Okay, update, I went to a large bookstore over the weekend and found some published book sources for the above paragraph I authored. As I get the time, I'll work on this again with a revised opening. Dealing with all the copying and pasting and filling out of referencing templates takes time. 5Q5 14:55, 16 January 2007 (UTC)

New section added - "Types of abilitities - classification

I rewrote the above "unsouced paragraph" (in green) into a new section and posted it today. It represents about two weeks of visiting libraries, book stores, pages of notes, and putting together about three feet of new source code. Please take care in disturbing the code (thanks!). I know the article has a lot of references now, but I checked the Wiki style manual and there is no limit; in fact, references are good, especially for material that might be challenged, and PK is definitely one of those types of articles. It's an excellent place to do research now.
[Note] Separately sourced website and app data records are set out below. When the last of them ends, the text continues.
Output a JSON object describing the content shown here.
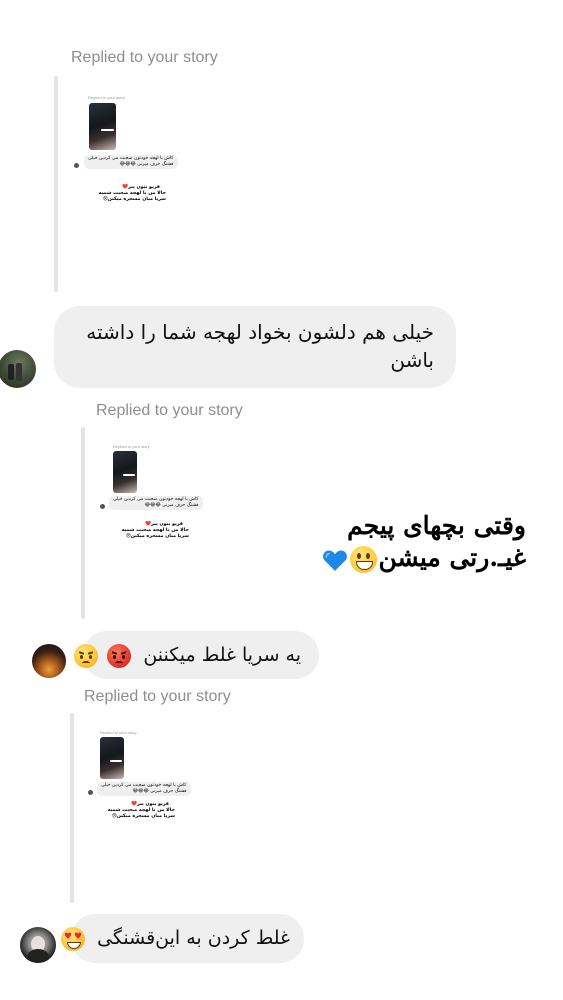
{
  "replies": [
    {
      "label": "Replied to your story",
      "story": {
        "mini_label": "Replied to your story",
        "bubble_line1": "کاش با لهجه خودتون صحبت می کردین خیلی",
        "bubble_line2": "قشنگ حرف میزنی 😂😂😂",
        "text_line1": "فریو بتون ببر❤️",
        "text_line2": "حالا من با لهجه صحبت شمیه",
        "text_line3": "سریا میان مسخره میکنن😢"
      },
      "message": "خیلی هم دلشون بخواد لهجه شما را داشته باشن"
    },
    {
      "label": "Replied to your story",
      "story": {
        "mini_label": "Replied to your story",
        "bubble_line1": "کاش با لهجه خودتون صحبت می کردین خیلی",
        "bubble_line2": "قشنگ حرف میزنی 😂😂😂",
        "text_line1": "فریو بتون ببر❤️",
        "text_line2": "حالا من با لهجه صحبت شمیه",
        "text_line3": "سریا میان مسخره میکنن😢"
      },
      "message": "یه سریا غلط میکننن"
    },
    {
      "label": "Replied to your story",
      "story": {
        "mini_label": "Replied to your story",
        "bubble_line1": "کاش با لهجه خودتون صحبت می کردین خیلی",
        "bubble_line2": "قشنگ حرف میزنی 😂😂😂",
        "text_line1": "فریو بتون ببر❤️",
        "text_line2": "حالا من با لهجه صحبت شمیه",
        "text_line3": "سریا میان مسخره میکنن😢"
      },
      "message": "غلط کردن به این‌قشنگی"
    }
  ],
  "overlay": {
    "line1": "وقتی بچهای پیجم",
    "line2": "غیـ.رتی میشن"
  },
  "icons": {
    "angry": "angry-face-icon",
    "pouting": "pouting-face-icon",
    "heart_eyes": "heart-eyes-face-icon",
    "grin": "grinning-face-icon",
    "blue_heart": "blue-heart-icon"
  },
  "colors": {
    "bubble": "#efefef",
    "meta_text": "#8e8e8e",
    "story_bar": "#e3e3e3",
    "blue_heart": "#1e88e5"
  }
}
I would like to ask editors to monitor and remove abilities if people start adding all of the specific comic book superhero powers that end with a "kinesis" and such. That issue has already been addressed in the article last year (and they were removed). A debate of those "kinesis" powers can be found on the Discussion page of the List of cultural references to psychokinesis and telekinesis (an article I created). I feel that the list of abilities now is sufficiently representative of PK and TK. Sure, there could be more, maybe, if referenced. I could find no mention of pyrokinesis in any of the books I looked at, not even the comic book encyclopedias. This new section I think will be my last for awhile. I can't think of any new sections to write about and I need a break! 5Q5 19:56, 25 January 2007 (UTC)

NPOV issues

"Spontaneous psychokinesis and telekinesis are also believed possible and have been reported."

Believed possible by whom? Reported where? Apocryphite 21:57, 11 February 2007 (UTC)

The next line referring to the coining of recurrent spontaneous PK provides a cited source. But, okay, if the list of References isn't already long enough :), I'll go and get another reference for the particular line above. 5Q5 19:46, 14 February 2007 (UTC)
    • ^ Merriam-Webster's Collegiate Dictionary, Eleventh Edition. Springfield, Massachusetts, USA: Merriam-Webster, Incorporated. 2003. ISBN 0-87779-809-5. 
    • ^ Berger, Arthur S. (1991). The Encyclopedia of Parapsychological and Psychical Research. New York: Paragon House. ISBN 1-55778-043-9.  Unknown parameter |coauthors= ignored (|author= suggested) (help)
    • ^ Merriam-Webster's Collegiate Dictionary, Eleventh Edition. Springfield, Massachusetts, USA: Merriam-Webster, Incorporated. 2003. ISBN 0-87779-809-5. 
    • ^ "Parapsychology Foundation "Basic terms in Parapsychology"" (Holt's books are available today as facimile reprints at online booksellers. On the Cosmic Relations can be read in pdf format on books.google.com.). Retrieved December 22, 2006. 
    • ^ "Parapsychological Association - Glossary". Retrieved July 19, 2006.